Tailor-made, targeted treatment of bone metastases thanks to 3D printing

Aimed at developing materials suitable for the repair of bone metastases, the 3DTraitCancer project has resulted in two patents and two start-ups. This project is supported by MUSE as part of its 2017 Support for Research call for projects.

Bone repair down to the micrometer. This is the precision made possible by 3D printing of custom-designed implants. In addition to shape, the structure of the implants must contribute to bone reconstitution by facilitating the progression of bone cells and resorbing naturally. Research This objective was the starting point for the meeting between Mikhael Bechelany's team from the European Membrane Institute (IEM) and Vincent Cavaillès' team from the Montpellier Institute for Cancer Research (IRCM). "As is often the case in the sciences, a first meeting gives rise to more ambitious collaborations", comments the latter. For these two researchers, the collaboration takes the form of the 3DTraitCancer project, which aims to develop new implants to treat tumor pathologies of the bone (osteoclastoma, bone metastases of breast cancer, etc.). Bone repair after the removal of metastasized bone areas is indeed one aspect of cancer treatment research. Funding from Muse in 2017 has given them a head start.

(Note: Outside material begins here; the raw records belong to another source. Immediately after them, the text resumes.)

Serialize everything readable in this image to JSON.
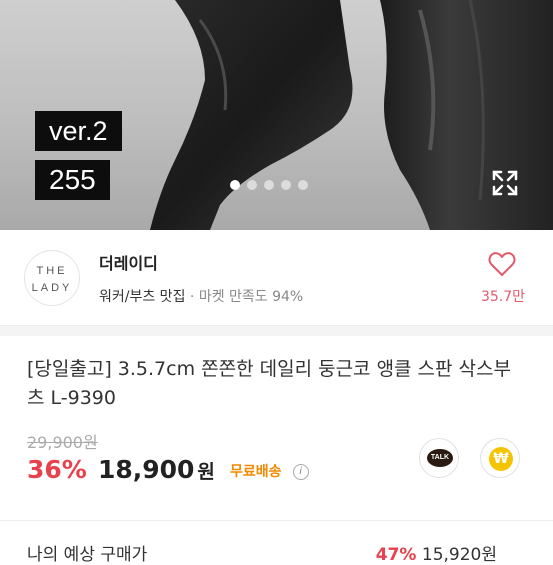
{
  "hero": {
    "tags": [
      "ver.2",
      "255"
    ],
    "dots": {
      "count": 5,
      "active_index": 0
    },
    "expand_icon": "expand-arrows-icon"
  },
  "seller": {
    "logo_line1": "THE",
    "logo_line2": "LADY",
    "name": "더레이디",
    "category": "워커/부츠 맛집",
    "separator": "·",
    "rating_text": "마켓 만족도 94%",
    "like_count": "35.7만",
    "accent_color": "#e05a6a"
  },
  "product": {
    "title": "[당일출고] 3.5.7cm 쫀쫀한 데일리 둥근코 앵클 스판 삭스부츠 L-9390",
    "original_price": "29,900원",
    "discount": "36%",
    "price": "18,900",
    "currency": "원",
    "shipping": "무료배송",
    "info_icon": "info-icon"
  },
  "share": {
    "kakao_label": "TALK",
    "pay_symbol": "₩"
  },
  "next_row": {
    "left": "나의 예상 구매가",
    "discount": "47%",
    "price": "15,920원"
  }
}
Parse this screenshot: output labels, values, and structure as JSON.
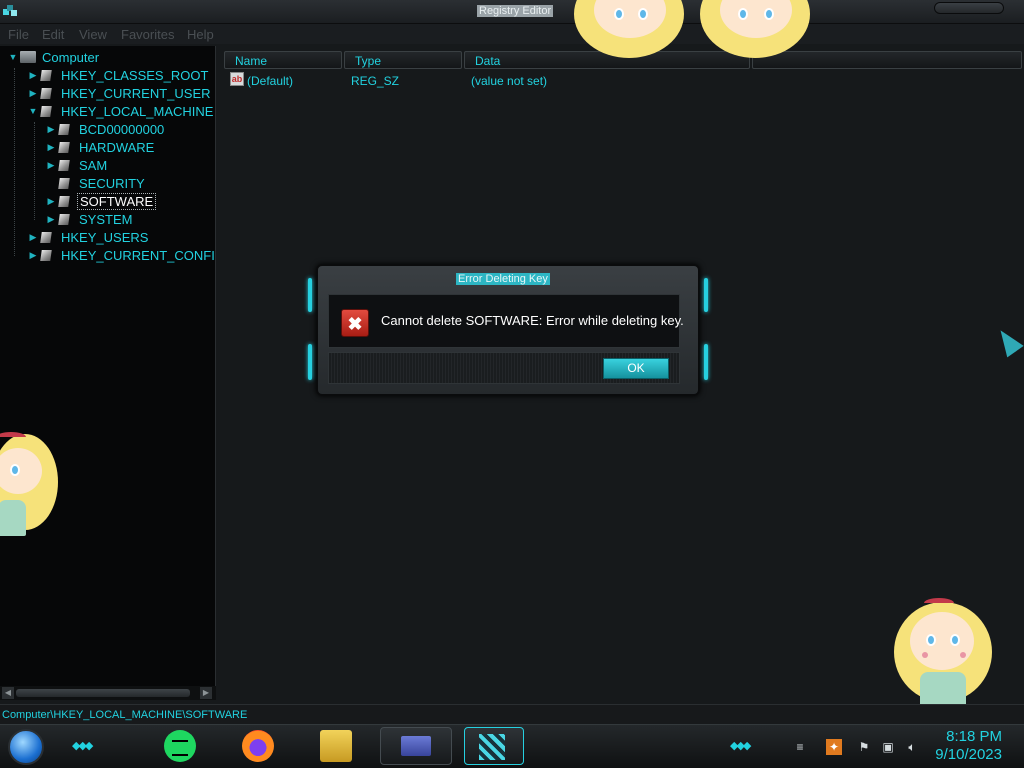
{
  "window": {
    "title": "Registry Editor",
    "menu": [
      "File",
      "Edit",
      "View",
      "Favorites",
      "Help"
    ]
  },
  "tree": {
    "root": "Computer",
    "items": [
      {
        "label": "HKEY_CLASSES_ROOT"
      },
      {
        "label": "HKEY_CURRENT_USER"
      },
      {
        "label": "HKEY_LOCAL_MACHINE"
      },
      {
        "label": "BCD00000000"
      },
      {
        "label": "HARDWARE"
      },
      {
        "label": "SAM"
      },
      {
        "label": "SECURITY"
      },
      {
        "label": "SOFTWARE"
      },
      {
        "label": "SYSTEM"
      },
      {
        "label": "HKEY_USERS"
      },
      {
        "label": "HKEY_CURRENT_CONFI"
      }
    ],
    "selected": "SOFTWARE"
  },
  "list": {
    "columns": [
      "Name",
      "Type",
      "Data"
    ],
    "rows": [
      {
        "name": "(Default)",
        "type": "REG_SZ",
        "data": "(value not set)"
      }
    ]
  },
  "statusbar": {
    "path": "Computer\\HKEY_LOCAL_MACHINE\\SOFTWARE"
  },
  "dialog": {
    "title": "Error Deleting Key",
    "message": "Cannot delete SOFTWARE:  Error while deleting key.",
    "ok_label": "OK"
  },
  "taskbar": {
    "apps": [
      "spotify-icon",
      "firefox-icon",
      "file-explorer-icon",
      "control-panel-icon",
      "registry-editor-icon"
    ],
    "clock_time": "8:18 PM",
    "clock_date": "9/10/2023"
  },
  "colors": {
    "accent": "#22d2e0",
    "background": "#16191b",
    "error": "#d6362b"
  }
}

The ideal material

Straddling chemistry and biology, Habib Belaid's thesis led to the design of the ideal material for these implants: a biodegradable, biomimetic porous structure. "Cells must be able to attach and multiply easily in this structure, which must then degrade naturally after a few months as the bone regenerates," explains the young doctor. He prints his materials on the 3D printers atIEM, then tests them in the IRCM laboratory to check that they are non-toxic first, and then to improve their expected characteristics.

In addition to bone regeneration, these implants should also help prevent cancer relapse by enabling localized drug treatment. In other words, the porous structure should facilitate the circulation of fluids to administer an anticancer agent. A targeted therapy that could help avoid systemic treatments poorly tolerated by patients. In addition to chemistry and biology, this project also mobilizes medical expertise from the Montpellier University Hospital and Cancer Institute, as well as mechanical engineering from the Laboratoire de Mécanique et Génie Civil (LMGC). "A network of skills initiated by Muse that fosters this essential interdisciplinarity," emphasizes Vincent Cavaillès.

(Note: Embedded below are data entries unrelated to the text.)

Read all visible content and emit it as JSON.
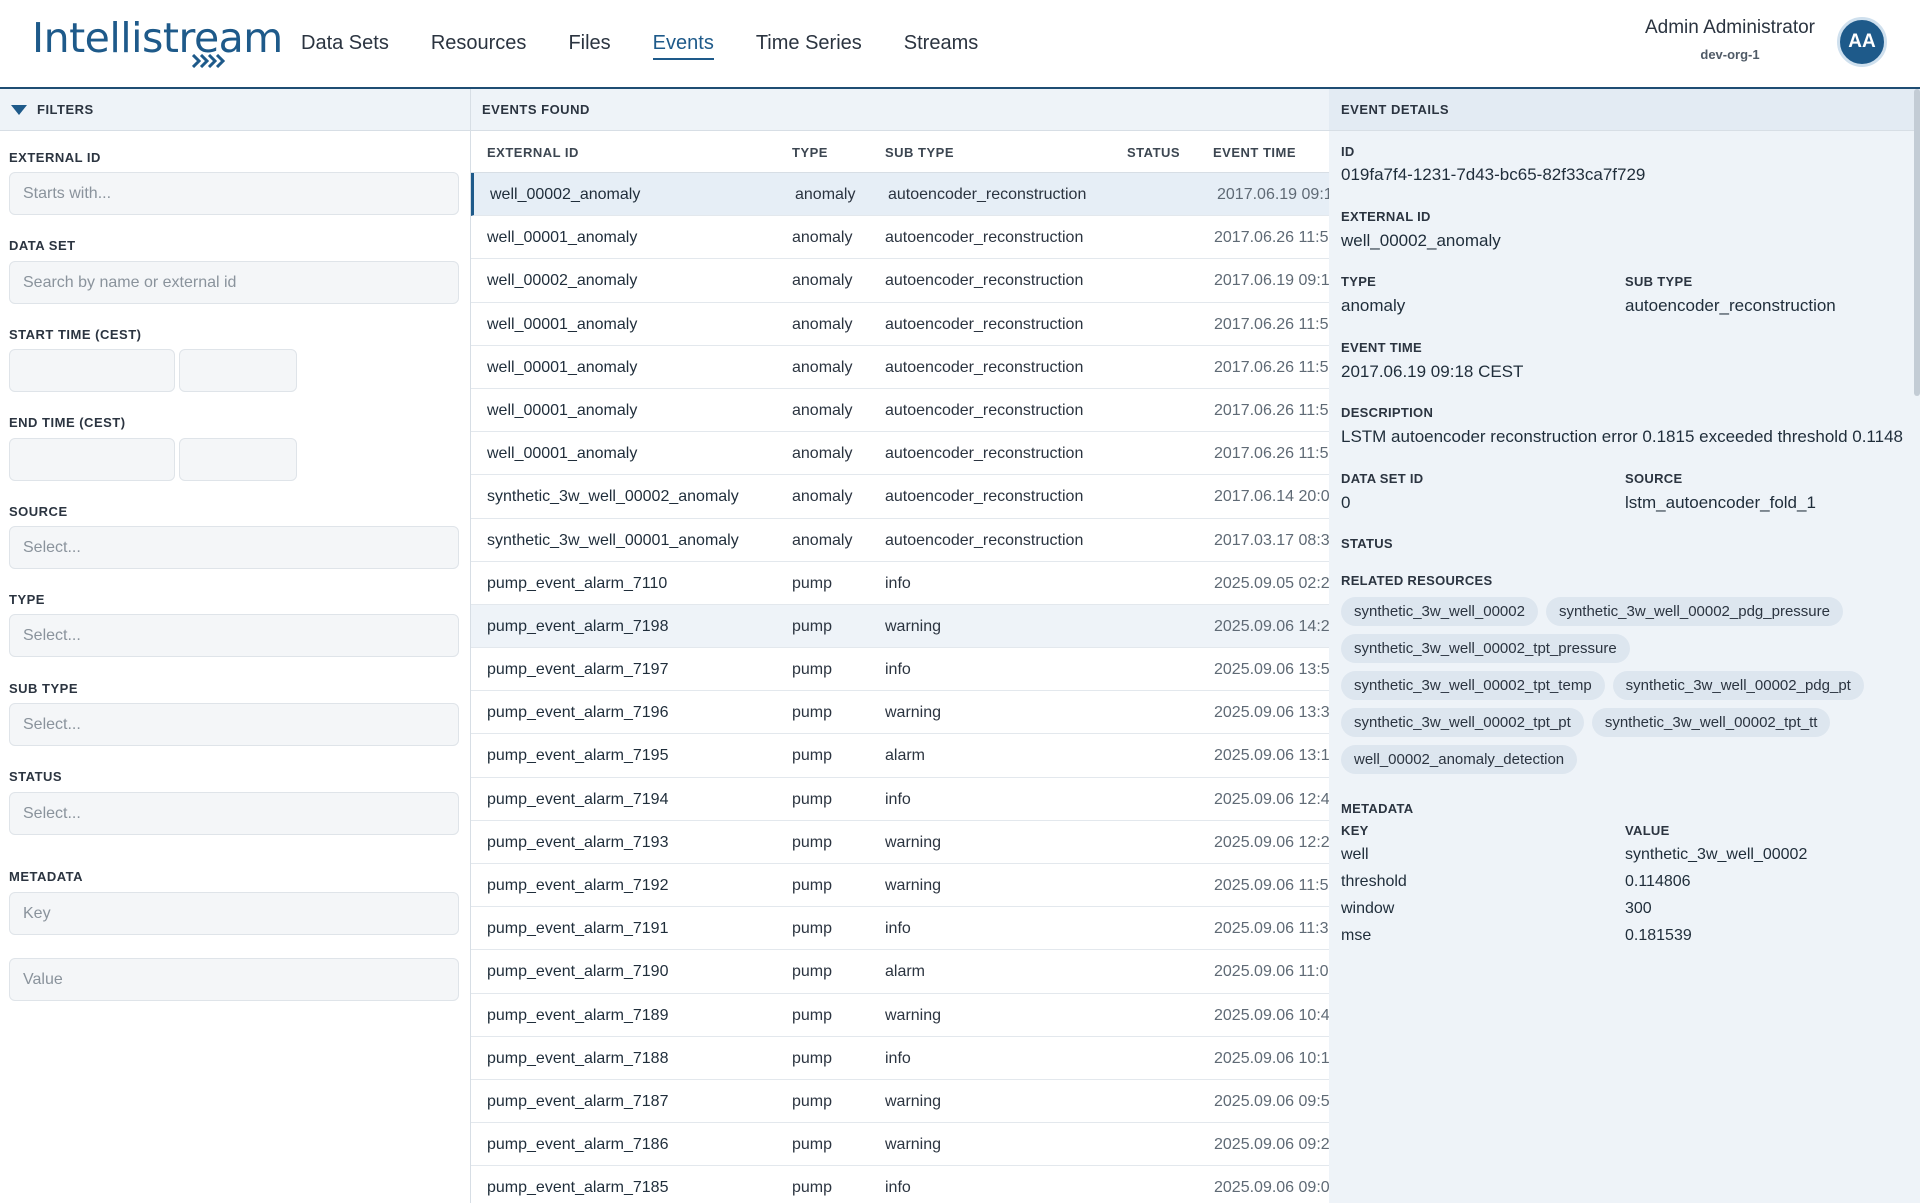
{
  "header": {
    "logo_text": "Intellistream",
    "nav": [
      "Data Sets",
      "Resources",
      "Files",
      "Events",
      "Time Series",
      "Streams"
    ],
    "active_nav": "Events",
    "user_name": "Admin Administrator",
    "user_org": "dev-org-1",
    "avatar_initials": "AA"
  },
  "filters": {
    "title": "FILTERS",
    "external_id": {
      "label": "EXTERNAL ID",
      "placeholder": "Starts with..."
    },
    "data_set": {
      "label": "DATA SET",
      "placeholder": "Search by name or external id"
    },
    "start_time": {
      "label": "START TIME (CEST)"
    },
    "end_time": {
      "label": "END TIME (CEST)"
    },
    "source": {
      "label": "SOURCE",
      "placeholder": "Select..."
    },
    "type": {
      "label": "TYPE",
      "placeholder": "Select..."
    },
    "sub_type": {
      "label": "SUB TYPE",
      "placeholder": "Select..."
    },
    "status": {
      "label": "STATUS",
      "placeholder": "Select..."
    },
    "metadata": {
      "label": "METADATA",
      "key_placeholder": "Key",
      "value_placeholder": "Value"
    }
  },
  "events": {
    "title": "EVENTS FOUND",
    "columns": [
      "EXTERNAL ID",
      "TYPE",
      "SUB TYPE",
      "STATUS",
      "EVENT TIME"
    ],
    "rows": [
      {
        "ext": "well_00002_anomaly",
        "type": "anomaly",
        "sub": "autoencoder_reconstruction",
        "time": "2017.06.19 09:1"
      },
      {
        "ext": "well_00001_anomaly",
        "type": "anomaly",
        "sub": "autoencoder_reconstruction",
        "time": "2017.06.26 11:5"
      },
      {
        "ext": "well_00002_anomaly",
        "type": "anomaly",
        "sub": "autoencoder_reconstruction",
        "time": "2017.06.19 09:1"
      },
      {
        "ext": "well_00001_anomaly",
        "type": "anomaly",
        "sub": "autoencoder_reconstruction",
        "time": "2017.06.26 11:5"
      },
      {
        "ext": "well_00001_anomaly",
        "type": "anomaly",
        "sub": "autoencoder_reconstruction",
        "time": "2017.06.26 11:5"
      },
      {
        "ext": "well_00001_anomaly",
        "type": "anomaly",
        "sub": "autoencoder_reconstruction",
        "time": "2017.06.26 11:5"
      },
      {
        "ext": "well_00001_anomaly",
        "type": "anomaly",
        "sub": "autoencoder_reconstruction",
        "time": "2017.06.26 11:5"
      },
      {
        "ext": "synthetic_3w_well_00002_anomaly",
        "type": "anomaly",
        "sub": "autoencoder_reconstruction",
        "time": "2017.06.14 20:0"
      },
      {
        "ext": "synthetic_3w_well_00001_anomaly",
        "type": "anomaly",
        "sub": "autoencoder_reconstruction",
        "time": "2017.03.17 08:3"
      },
      {
        "ext": "pump_event_alarm_7110",
        "type": "pump",
        "sub": "info",
        "time": "2025.09.05 02:2"
      },
      {
        "ext": "pump_event_alarm_7198",
        "type": "pump",
        "sub": "warning",
        "time": "2025.09.06 14:2"
      },
      {
        "ext": "pump_event_alarm_7197",
        "type": "pump",
        "sub": "info",
        "time": "2025.09.06 13:5"
      },
      {
        "ext": "pump_event_alarm_7196",
        "type": "pump",
        "sub": "warning",
        "time": "2025.09.06 13:3"
      },
      {
        "ext": "pump_event_alarm_7195",
        "type": "pump",
        "sub": "alarm",
        "time": "2025.09.06 13:1"
      },
      {
        "ext": "pump_event_alarm_7194",
        "type": "pump",
        "sub": "info",
        "time": "2025.09.06 12:4"
      },
      {
        "ext": "pump_event_alarm_7193",
        "type": "pump",
        "sub": "warning",
        "time": "2025.09.06 12:2"
      },
      {
        "ext": "pump_event_alarm_7192",
        "type": "pump",
        "sub": "warning",
        "time": "2025.09.06 11:5"
      },
      {
        "ext": "pump_event_alarm_7191",
        "type": "pump",
        "sub": "info",
        "time": "2025.09.06 11:3"
      },
      {
        "ext": "pump_event_alarm_7190",
        "type": "pump",
        "sub": "alarm",
        "time": "2025.09.06 11:0"
      },
      {
        "ext": "pump_event_alarm_7189",
        "type": "pump",
        "sub": "warning",
        "time": "2025.09.06 10:4"
      },
      {
        "ext": "pump_event_alarm_7188",
        "type": "pump",
        "sub": "info",
        "time": "2025.09.06 10:1"
      },
      {
        "ext": "pump_event_alarm_7187",
        "type": "pump",
        "sub": "warning",
        "time": "2025.09.06 09:5"
      },
      {
        "ext": "pump_event_alarm_7186",
        "type": "pump",
        "sub": "warning",
        "time": "2025.09.06 09:2"
      },
      {
        "ext": "pump_event_alarm_7185",
        "type": "pump",
        "sub": "info",
        "time": "2025.09.06 09:0"
      }
    ]
  },
  "details": {
    "title": "EVENT DETAILS",
    "id_label": "ID",
    "id": "019fa7f4-1231-7d43-bc65-82f33ca7f729",
    "ext_label": "EXTERNAL ID",
    "ext": "well_00002_anomaly",
    "type_label": "TYPE",
    "type": "anomaly",
    "sub_label": "SUB TYPE",
    "sub": "autoencoder_reconstruction",
    "time_label": "EVENT TIME",
    "time": "2017.06.19 09:18 CEST",
    "desc_label": "DESCRIPTION",
    "desc": "LSTM autoencoder reconstruction error 0.1815 exceeded threshold 0.1148",
    "dsid_label": "DATA SET ID",
    "dsid": "0",
    "source_label": "SOURCE",
    "source": "lstm_autoencoder_fold_1",
    "status_label": "STATUS",
    "related_label": "RELATED RESOURCES",
    "related": [
      "synthetic_3w_well_00002",
      "synthetic_3w_well_00002_pdg_pressure",
      "synthetic_3w_well_00002_tpt_pressure",
      "synthetic_3w_well_00002_tpt_temp",
      "synthetic_3w_well_00002_pdg_pt",
      "synthetic_3w_well_00002_tpt_pt",
      "synthetic_3w_well_00002_tpt_tt",
      "well_00002_anomaly_detection"
    ],
    "metadata_label": "METADATA",
    "key_label": "KEY",
    "value_label": "VALUE",
    "metadata": [
      {
        "key": "well",
        "value": "synthetic_3w_well_00002"
      },
      {
        "key": "threshold",
        "value": "0.114806"
      },
      {
        "key": "window",
        "value": "300"
      },
      {
        "key": "mse",
        "value": "0.181539"
      }
    ]
  }
}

Two start-ups

Still on the subject of bone repair, research is being carried out in parallel on injectable cements. Indeed, bone lesions created by metastases induce vertebral fractures that require cement injection, rather than implant surgery. Results obtained during Habib Belaid's thesis, which will be completed in 2019, and during Carole Barou's CIFRE thesis, have led to two patents on reparative phosphocalcic cements. One concerns the local delivery of drugs present in the cement, with two molecules involved in bone regeneration and in the treatment of tumor recurrence. The other on a cement with improved mechanical properties and made opaque so that it can be easily monitored by X-ray. A subsequent meeting with an industrialist led to the creation of the start-up Biologics4life, which enabled these cements to enter the commercial phase.

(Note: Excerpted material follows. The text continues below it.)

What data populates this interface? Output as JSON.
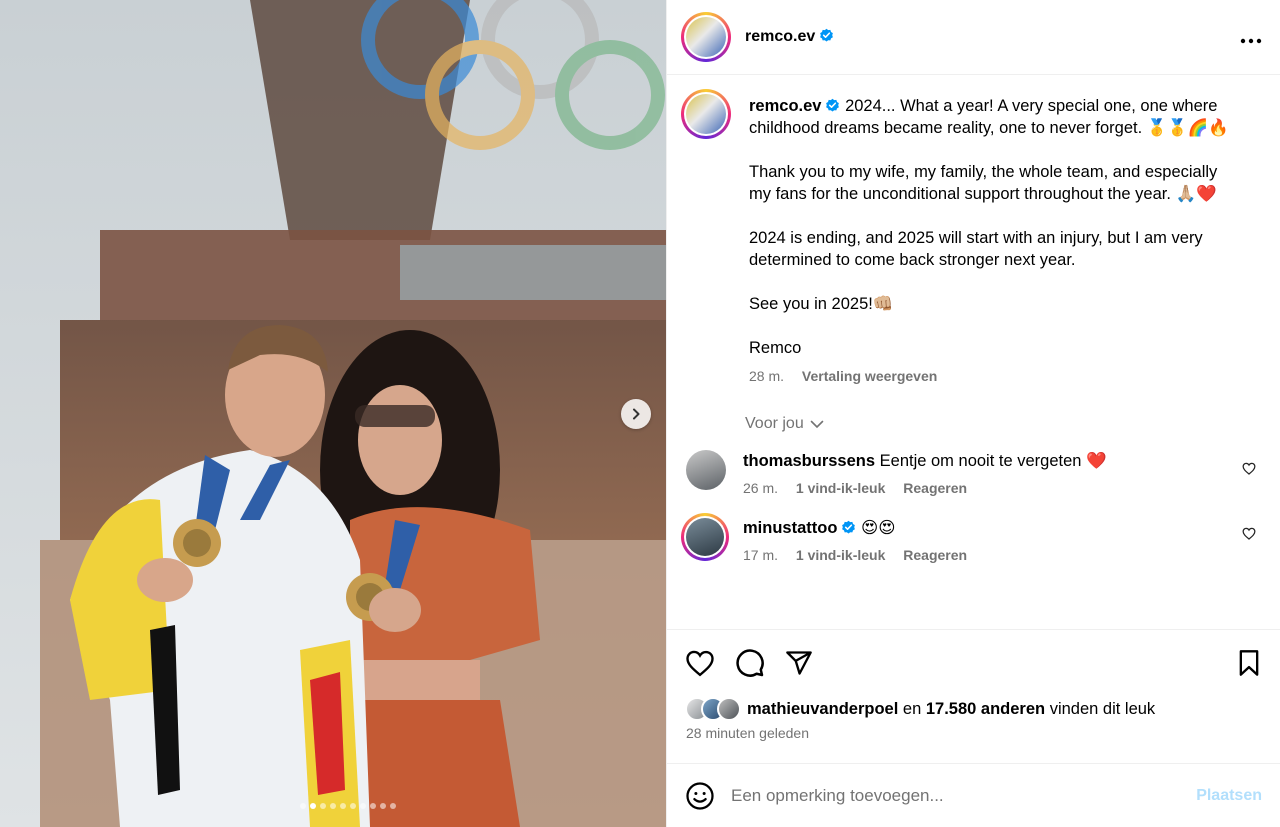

Now that Biologics4life has found its business model after three years in existence, Habib Belaid is working on the launch of a second start-up, NextMat3D, this time focused on valorizing his research into printed osteomimetic implants. To establish this new company, the researcher will initially adapt the technology to uses less complex than cancer treatment, such as dentistry: in this case, the implant is used to fill a bone deficit prior to fitting a dental implant. The future entrepreneur points out that obtaining marketing authorization for dental equipment is also easier and quicker than for oncology.